There is no national minimum wage; the minimum wage is determined by sector. In 2018, a minimum wage increase went into effect that included increases of nearly 40 percent for apparel assembly workers and more than 100 percent for workers in coffee and sugar harvesting. All of these wage rates were above poverty income levels.
On March 14, 2020, the Legislative Assembly unanimously approved Legislative Decree 593, which stated that workers could not be fired for being quarantined for COVID-19 or because they could not report to work due to immigration or health restrictions. President Bukele also mandated persons older than 60 and pregnant women to work from home.

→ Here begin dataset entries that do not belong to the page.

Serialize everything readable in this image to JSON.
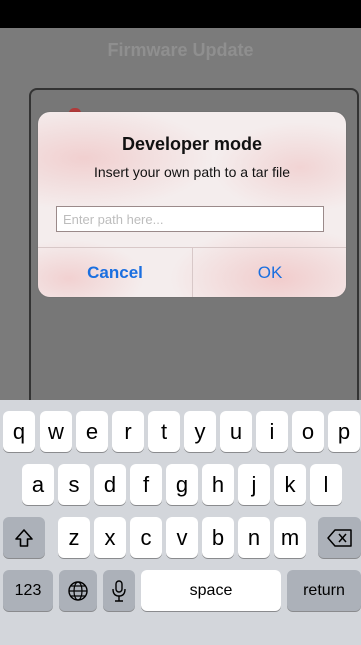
{
  "screen": {
    "title": "Firmware Update"
  },
  "dialog": {
    "title": "Developer mode",
    "message": "Insert your own path to a tar file",
    "input_placeholder": "Enter path here...",
    "input_value": "",
    "cancel_label": "Cancel",
    "ok_label": "OK"
  },
  "keyboard": {
    "row1": [
      "q",
      "w",
      "e",
      "r",
      "t",
      "y",
      "u",
      "i",
      "o",
      "p"
    ],
    "row2": [
      "a",
      "s",
      "d",
      "f",
      "g",
      "h",
      "j",
      "k",
      "l"
    ],
    "row3": [
      "z",
      "x",
      "c",
      "v",
      "b",
      "n",
      "m"
    ],
    "numbers_label": "123",
    "space_label": "space",
    "return_label": "return",
    "shift_icon": "shift-icon",
    "delete_icon": "delete-icon",
    "globe_icon": "globe-icon",
    "mic_icon": "microphone-icon"
  },
  "colors": {
    "accent": "#1a6fe0",
    "dialog_bg": "#f4eded",
    "keyboard_bg": "#d3d6db"
  }
}
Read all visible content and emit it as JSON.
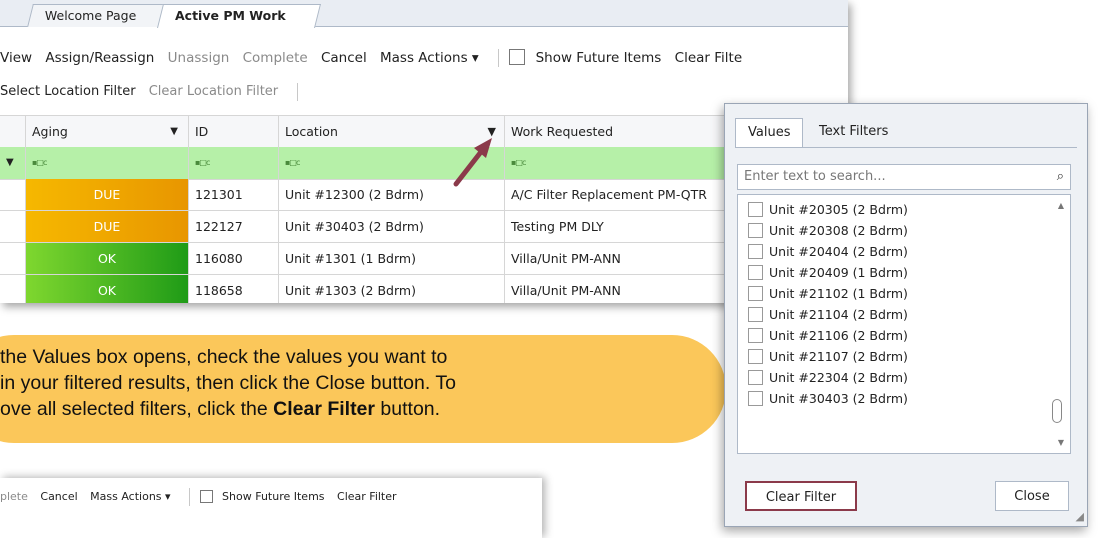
{
  "tabs": [
    {
      "label": "Welcome Page",
      "active": false
    },
    {
      "label": "Active PM Work",
      "active": true
    }
  ],
  "toolbar": {
    "view": "View",
    "assign": "Assign/Reassign",
    "unassign": "Unassign",
    "complete": "Complete",
    "cancel": "Cancel",
    "mass_actions": "Mass Actions ▾",
    "show_future": "Show Future Items",
    "clear_filter": "Clear Filte"
  },
  "toolbar2": {
    "select_location": "Select Location Filter",
    "clear_location": "Clear Location Filter"
  },
  "grid": {
    "columns": [
      "Aging",
      "ID",
      "Location",
      "Work Requested"
    ],
    "filter_row_icon": "▪□c",
    "rows": [
      {
        "aging": "DUE",
        "status": "due",
        "id": "121301",
        "location": "Unit #12300 (2 Bdrm)",
        "work": "A/C Filter Replacement PM-QTR"
      },
      {
        "aging": "DUE",
        "status": "due",
        "id": "122127",
        "location": "Unit #30403 (2 Bdrm)",
        "work": "Testing PM DLY"
      },
      {
        "aging": "OK",
        "status": "ok",
        "id": "116080",
        "location": "Unit #1301 (1 Bdrm)",
        "work": "Villa/Unit PM-ANN"
      },
      {
        "aging": "OK",
        "status": "ok",
        "id": "118658",
        "location": "Unit #1303 (2 Bdrm)",
        "work": "Villa/Unit PM-ANN"
      }
    ]
  },
  "values_panel": {
    "tab_values": "Values",
    "tab_text_filters": "Text Filters",
    "search_placeholder": "Enter text to search...",
    "items": [
      "Unit #20305 (2 Bdrm)",
      "Unit #20308 (2 Bdrm)",
      "Unit #20404 (2 Bdrm)",
      "Unit #20409 (1 Bdrm)",
      "Unit #21102 (1 Bdrm)",
      "Unit #21104 (2 Bdrm)",
      "Unit #21106 (2 Bdrm)",
      "Unit #21107 (2 Bdrm)",
      "Unit #22304 (2 Bdrm)",
      "Unit #30403 (2 Bdrm)"
    ],
    "clear_filter": "Clear Filter",
    "close": "Close"
  },
  "callout": {
    "line1": "the Values box opens, check the values you want to",
    "line2": "in your filtered results, then click the Close button. To",
    "line3_pre": "ove all selected filters, click the ",
    "line3_bold": "Clear Filter",
    "line3_post": " button."
  },
  "toolbar_small": {
    "complete": "plete",
    "cancel": "Cancel",
    "mass_actions": "Mass Actions ▾",
    "show_future": "Show Future Items",
    "clear_filter": "Clear Filter"
  },
  "colors": {
    "callout": "#fbc75a",
    "filter_row": "#b6f0a8",
    "due": "#f0a800",
    "ok": "#3cb521",
    "arrow": "#8b3a4a"
  }
}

Responding to COVID-19 pandemic and to legalize telework, El Salvador adopted the Telework Regulation Law on March 20, 2020. The law is applicable in both private and public sectors and requires a written agreement between employer and employee outlining the terms and conditions of the arrangement, including working hours, responsibilities, workload, performance evaluations, reporting and monitoring, and duration of the arrangement, among others. Legislation prescribes that employers are responsible for providing the equipment, tools, and programs necessary to perform duties remotely. Employers are subject to the obligations contained in labor laws, while workers are entitled to the same rights as staff working at the employer’s premises, including benefits and freedom of association. According to the Exports and Investment Promotion Agency of El Salvador (PROESA), the implementation of the Telework Bill enabled El Salvador to save around 20,000 jobs that otherwise could have been lost to the pandemic, especially in the call center sector.
13. Foreign Direct Investment and Foreign Portfolio Investment Statistics

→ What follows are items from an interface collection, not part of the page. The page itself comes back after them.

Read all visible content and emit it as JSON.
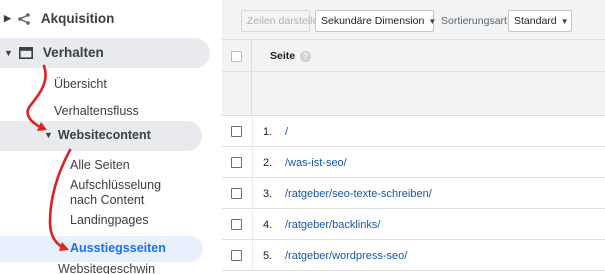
{
  "sidebar": {
    "akquisition": {
      "label": "Akquisition",
      "icon": "acquisition-icon"
    },
    "verhalten": {
      "label": "Verhalten",
      "icon": "behavior-icon"
    },
    "uebersicht": "Übersicht",
    "verhaltensfluss": "Verhaltensfluss",
    "websitecontent": "Websitecontent",
    "alle_seiten": "Alle Seiten",
    "aufschluesselung": "Aufschlüsselung nach Content",
    "landingpages": "Landingpages",
    "ausstiegsseiten": "Ausstiegsseiten",
    "websitegeschwin": "Websitegeschwin"
  },
  "toolbar": {
    "zeilen_label": "Zeilen darstellen",
    "sekundaer_label": "Sekundäre Dimension",
    "sort_label": "Sortierungsart:",
    "sort_value": "Standard"
  },
  "table": {
    "column_header": "Seite",
    "help_glyph": "?",
    "rows": [
      {
        "num": "1.",
        "page": "/"
      },
      {
        "num": "2.",
        "page": "/was-ist-seo/"
      },
      {
        "num": "3.",
        "page": "/ratgeber/seo-texte-schreiben/"
      },
      {
        "num": "4.",
        "page": "/ratgeber/backlinks/"
      },
      {
        "num": "5.",
        "page": "/ratgeber/wordpress-seo/"
      }
    ]
  },
  "colors": {
    "accent": "#1a73e8",
    "link": "#1a56a8",
    "annotation_arrow": "#e02020",
    "selected_bg": "#e8f0fe"
  }
}
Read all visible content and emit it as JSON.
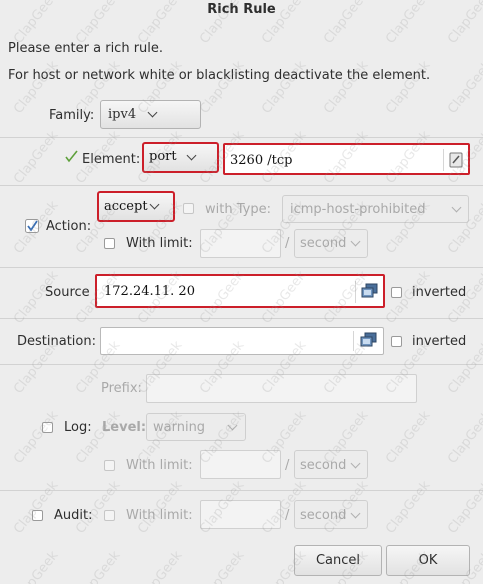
{
  "dialog": {
    "title": "Rich Rule",
    "intro_line1": "Please enter a rich rule.",
    "intro_line2": "For host or network white or blacklisting deactivate the element."
  },
  "family": {
    "label": "Family:",
    "value": "ipv4"
  },
  "element": {
    "label": "Element:",
    "type_value": "port",
    "value": "3260 /tcp"
  },
  "action": {
    "label": "Action:",
    "value": "accept",
    "with_type_label": "with Type:",
    "type_value": "icmp-host-prohibited",
    "with_limit_label": "With limit:",
    "limit_value": "",
    "limit_unit": "second"
  },
  "source": {
    "label": "Source",
    "value": "172.24.11. 20",
    "inverted_label": "inverted"
  },
  "destination": {
    "label": "Destination:",
    "value": "",
    "inverted_label": "inverted"
  },
  "log": {
    "prefix_label": "Prefix:",
    "label": "Log:",
    "level_label": "Level:",
    "level_value": "warning",
    "with_limit_label": "With limit:",
    "limit_unit": "second"
  },
  "audit": {
    "label": "Audit:",
    "with_limit_label": "With limit:",
    "limit_unit": "second"
  },
  "buttons": {
    "cancel": "Cancel",
    "ok": "OK"
  },
  "watermark": {
    "text": "ClapGeek"
  },
  "colors": {
    "highlight": "#cc1f2a",
    "checked": "#3a6fb4",
    "background": "#ededed"
  }
}
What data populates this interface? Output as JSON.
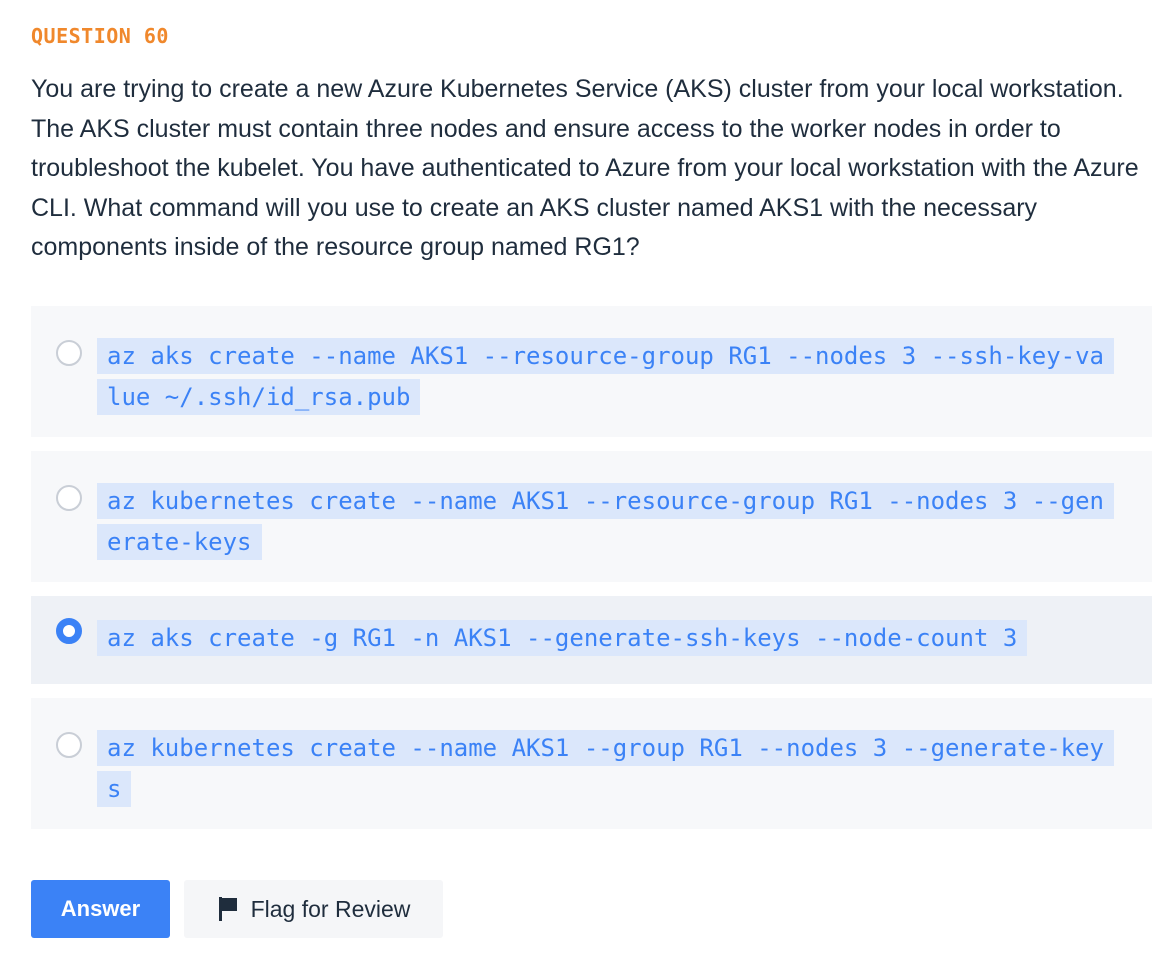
{
  "question": {
    "label": "QUESTION 60",
    "text": "You are trying to create a new Azure Kubernetes Service (AKS) cluster from your local workstation. The AKS cluster must contain three nodes and ensure access to the worker nodes in order to troubleshoot the kubelet. You have authenticated to Azure from your local workstation with the Azure CLI. What command will you use to create an AKS cluster named AKS1 with the necessary components inside of the resource group named RG1?"
  },
  "options": [
    {
      "text": "az aks create --name AKS1 --resource-group RG1 --nodes 3 --ssh-key-value ~/.ssh/id_rsa.pub",
      "selected": false
    },
    {
      "text": "az kubernetes create --name AKS1 --resource-group RG1 --nodes 3 --generate-keys",
      "selected": false
    },
    {
      "text": "az aks create -g RG1 -n AKS1 --generate-ssh-keys --node-count 3",
      "selected": true
    },
    {
      "text": "az kubernetes create --name AKS1 --group RG1 --nodes 3 --generate-keys",
      "selected": false
    }
  ],
  "actions": {
    "answer_label": "Answer",
    "flag_label": "Flag for Review"
  },
  "colors": {
    "accent": "#3b82f6",
    "question_label": "#f0882c",
    "code_highlight": "#dbe7fb"
  },
  "icons": {
    "flag": "flag-icon"
  }
}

|Host Country Statistical source*||USG or international statistical source||USG or International Source of Data: BEA; IMF; Eurostat; UNCTAD, Other|
|Host Country Gross Domestic Product (GDP) ($M USD)||2019||$27,022.64||2019||$27,023||https://data.worldank.org/country/el-salvador|
|Foreign Direct Investment||Host Country Statistical source*||USG or international statistical source||USG or international Source of data: BEA; IMF; Eurostat; UNCTAD, Other|
|U.S. FDI in partner country ($M USD, stock positions)||2019||$22,183.96||2019||$3,380||BEA data available at
|Host country’s FDI in the United States ($M USD, stock positions)||2019||N.A.||2019||$26.0||BEA data available at
|Total inbound stock of FDI as % host GDP||2019||37%||2019||126%|
* Central Bank, El Salvador. In 2018, the Central Bank released GDP estimates using the new national accounts system from 2008 and using 2005 as the base year.
|Direct Investment from/in Counterpart Economy Data (2019)*|
|From Top Five Sources/To Top Five Destinations (US Dollars, Millions)|
|Inward Direct Investment||Outward Direct Investment|
|Total Inward||10,113||100%||Total Outward||4.4||100%|
|“0” reflects amounts rounded to +/- USD 500,000.|
*Coordinated Direct Investment Survey, International Monetary Fund
Table 4: Sources of Portfolio Investment
Data not available.
14. Contact for More Information
Michael L. Benton
Deputy Economic Counselor
U.S. Embassy San Salvador
Address: Final Blvd. Santa Elena, Antiguo Cuscatlán, La Libertad, El Salvador
Phone: + (503) 2501-2999
To reach the U.S. Foreign Commercial Service (FCS) Office, please email: